Following Peter’s remarks there were many interesting contributions from the floor, from Labour voters arguing for deselection of right-wing MP’s and their disgust at Labour councillors passing on Tory cuts to working people. With another attendee stating that “if [he] hadn’t have joined [the SP] last week, [he] definitely would have tonight!”

The discussion brought forward many good contributions and questions for example the campaign for a £10/hr minimum wage and whether this was “idealistic”, to which Peter argued that in reality tax credits are used to subsidize big companies who, whilst making massive profits, say they can’t afford a proper wage for their workers.

The key question for socialists is the question of the system itself, capitalism. We are a very rich country (and world), the problem is the wealth is concentrated at the top. We support all reforms and campaigns that fight for greater equality and for a better life for working class people. At the same time, we point out that we need to get rid of the capitalist system and replace it with socialism.

As well as this there was resounding support for the demand that Coventry City Council should set a no cuts budget and stop the cuts being passed on to working people, and instead building a movement much like the Liverpool council and taking on the Tories instead of doing their job for them, with this tying in to how to further build the movement against austerity.

The meeting highlighted that the attacks on Trotskyism and the Militant have not deterred people, but have increased the interest in our ideas and organisation with the meeting filled with many young people and also people of all ages. They were not put off by the term ‘Trot’ or ‘entryist’ and instead wanted to learn more about it. One union rep from the railways commented afterwards “I have learnt so much today and am definitely looking forward to Socialism 2016 in November!”

Successful rally in Nuneaton in support of Jeremy Corbyn

Successful Nuneaton rally in support of Jeremy Corbyn

Showing support for Jeremy Corbyn

Showing support for Jeremy Corbyn

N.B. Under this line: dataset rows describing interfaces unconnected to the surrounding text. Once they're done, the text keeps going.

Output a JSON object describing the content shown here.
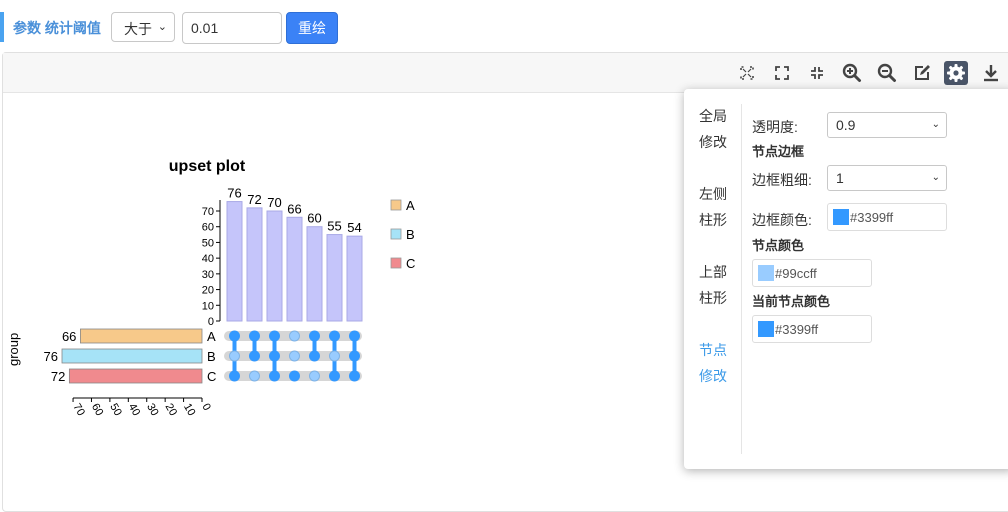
{
  "header": {
    "param_label": "参数 统计阈值",
    "operator": "大于",
    "threshold": "0.01",
    "redraw_label": "重绘"
  },
  "toolbar": {
    "icons": [
      "fullscreen-dashed-icon",
      "expand-icon",
      "shrink-icon",
      "zoom-in-icon",
      "zoom-out-icon",
      "edit-icon",
      "gear-icon",
      "download-icon"
    ]
  },
  "chart_data": {
    "type": "bar",
    "title": "upset plot",
    "ylabel": "group",
    "ylim": [
      0,
      70
    ],
    "yticks": [
      0,
      10,
      20,
      30,
      40,
      50,
      60,
      70
    ],
    "intersections": [
      {
        "value": 76,
        "sets": [
          "A",
          "C"
        ]
      },
      {
        "value": 72,
        "sets": [
          "A",
          "B"
        ]
      },
      {
        "value": 70,
        "sets": [
          "A",
          "B",
          "C"
        ]
      },
      {
        "value": 66,
        "sets": [
          "C"
        ]
      },
      {
        "value": 60,
        "sets": [
          "A",
          "B"
        ]
      },
      {
        "value": 55,
        "sets": [
          "A",
          "C"
        ]
      },
      {
        "value": 54,
        "sets": [
          "A",
          "B",
          "C"
        ]
      }
    ],
    "set_sizes": [
      {
        "name": "A",
        "value": 66
      },
      {
        "name": "B",
        "value": 76
      },
      {
        "name": "C",
        "value": 72
      }
    ],
    "set_axis_ticks": [
      70,
      60,
      50,
      40,
      30,
      20,
      10,
      0
    ],
    "legend": [
      {
        "name": "A",
        "color": "#f7c98a"
      },
      {
        "name": "B",
        "color": "#a6e3f7"
      },
      {
        "name": "C",
        "color": "#f08a8e"
      }
    ],
    "bar_color": "#c5c5fa",
    "dot_color": "#3399ff",
    "dot_inactive_color": "#99ccff",
    "track_color": "#d6d6d6"
  },
  "settings": {
    "menu": [
      "全局修改",
      "左侧柱形",
      "上部柱形",
      "节点修改"
    ],
    "active_menu": 3,
    "opacity_label": "透明度:",
    "opacity_value": "0.9",
    "node_border_heading": "节点边框",
    "border_width_label": "边框粗细:",
    "border_width_value": "1",
    "border_color_label": "边框颜色:",
    "border_color_value": "#3399ff",
    "node_color_heading": "节点颜色",
    "node_color_value": "#99ccff",
    "current_node_color_heading": "当前节点颜色",
    "current_node_color_value": "#3399ff"
  }
}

Supporters of the anti-austerity Labour leader Jeremy Corbyn rallied in Nuneaton town centre on Saturday morning to show support for his campaign to retain the leadership of the Labour Party.

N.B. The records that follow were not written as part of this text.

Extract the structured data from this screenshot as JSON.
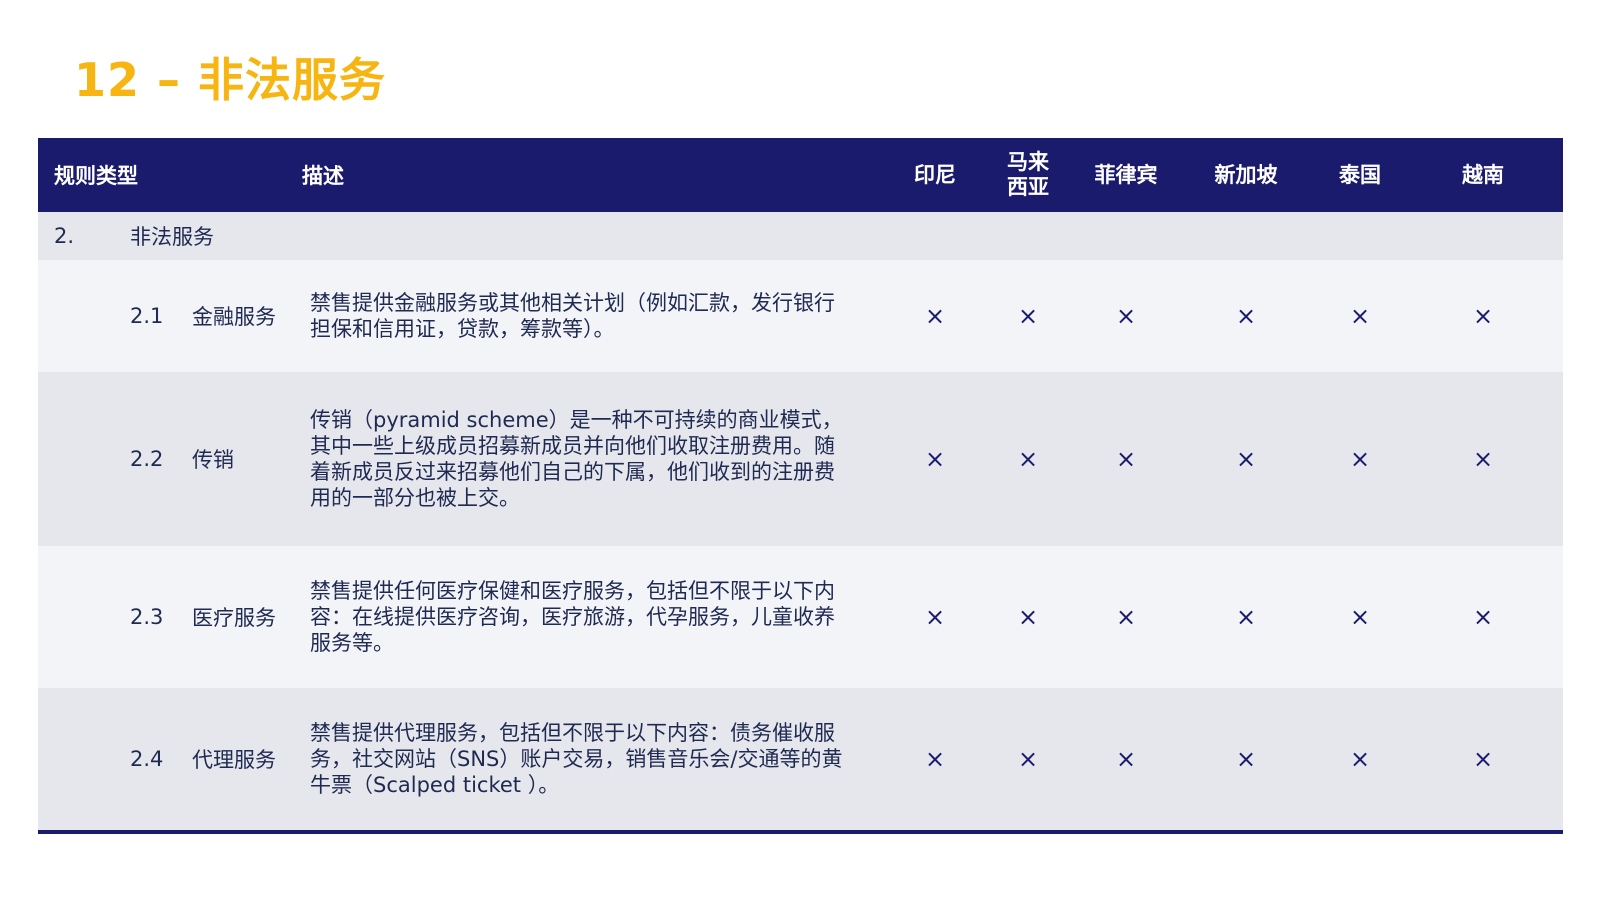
{
  "title": "12 – 非法服务",
  "table": {
    "headers": {
      "type": "规则类型",
      "description": "描述",
      "countries": [
        "印尼",
        "马来西亚",
        "菲律宾",
        "新加坡",
        "泰国",
        "越南"
      ]
    },
    "group": {
      "number": "2.",
      "label": "非法服务"
    },
    "rows": [
      {
        "number": "2.1",
        "name": "金融服务",
        "description": "禁售提供金融服务或其他相关计划（例如汇款，发行银行担保和信用证，贷款，筹款等）。",
        "marks": [
          "×",
          "×",
          "×",
          "×",
          "×",
          "×"
        ]
      },
      {
        "number": "2.2",
        "name": "传销",
        "description": "传销（pyramid scheme）是一种不可持续的商业模式，其中一些上级成员招募新成员并向他们收取注册费用。随着新成员反过来招募他们自己的下属，他们收到的注册费用的一部分也被上交。",
        "marks": [
          "×",
          "×",
          "×",
          "×",
          "×",
          "×"
        ]
      },
      {
        "number": "2.3",
        "name": "医疗服务",
        "description": "禁售提供任何医疗保健和医疗服务，包括但不限于以下内容：在线提供医疗咨询，医疗旅游，代孕服务，儿童收养服务等。",
        "marks": [
          "×",
          "×",
          "×",
          "×",
          "×",
          "×"
        ]
      },
      {
        "number": "2.4",
        "name": "代理服务",
        "description": "禁售提供代理服务，包括但不限于以下内容：债务催收服务，社交网站（SNS）账户交易，销售音乐会/交通等的黄牛票（Scalped ticket ）。",
        "marks": [
          "×",
          "×",
          "×",
          "×",
          "×",
          "×"
        ]
      }
    ]
  },
  "colors": {
    "title": "#f7b512",
    "header_bg": "#1b1b6e",
    "row_light": "#f3f4f8",
    "row_dark": "#e6e7ed"
  }
}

The event, which was organised by Momentum Nuneaton and Red Labour North Warwickshire, was well attended and attracted the attention of shoppers who stopped to listen to the many excellent speakers.

Speaker after speaker drew applause in calling for support for Jeremy and highlighting the utter hypocrisy of those who seek to undermine his democratic mandate as leader of the party.  It was pointed out that the establishment are scared of Jeremy Corbyn due to the mass involvement of working class people. They fear that the movement being galvanised is a threat to their system. In our view, they are right to be worried – socialist ideas are coming back on to the agenda and are becoming more and more vital as the capitalist system means constant misery for the vast majority of people.

Paul Reilly spoke to the crowd and brought solidarity greetings from Nuneaton Socialist Party and the Nuneaton branch of the RMT trade union of which he is the branch secretary. He outlined how the Socialist Party supports Jeremy Corbyn and that the MPs opposing him are the same MPs who took the country in to the Iraq war, introduced university tuition fees and failed to oppose the Tory attacks on welfare. To applause he also reported how he had moved a motion at the recent RMT conference which was passed unanimously, to support Jeremy Corbyn.

Part of the Nuneaton branch of the Socialist Party

Part of the Nuneaton branch of the Socialist Party

This was an excellent event and the Socialist Party congratulates the organisers for putting it together. We look forward to discussing and working with all those who want to defend Jeremy Corbyn and to help advance the battle for socialist ideas.

Nuneaton Socialist Party are holding an open meeting – see details below. All welcome

Defend Corbyn – Fight the Blairites and Tories

Tuesday 26th July, 7pm, The Crown Inn, Nuneaton. FB event here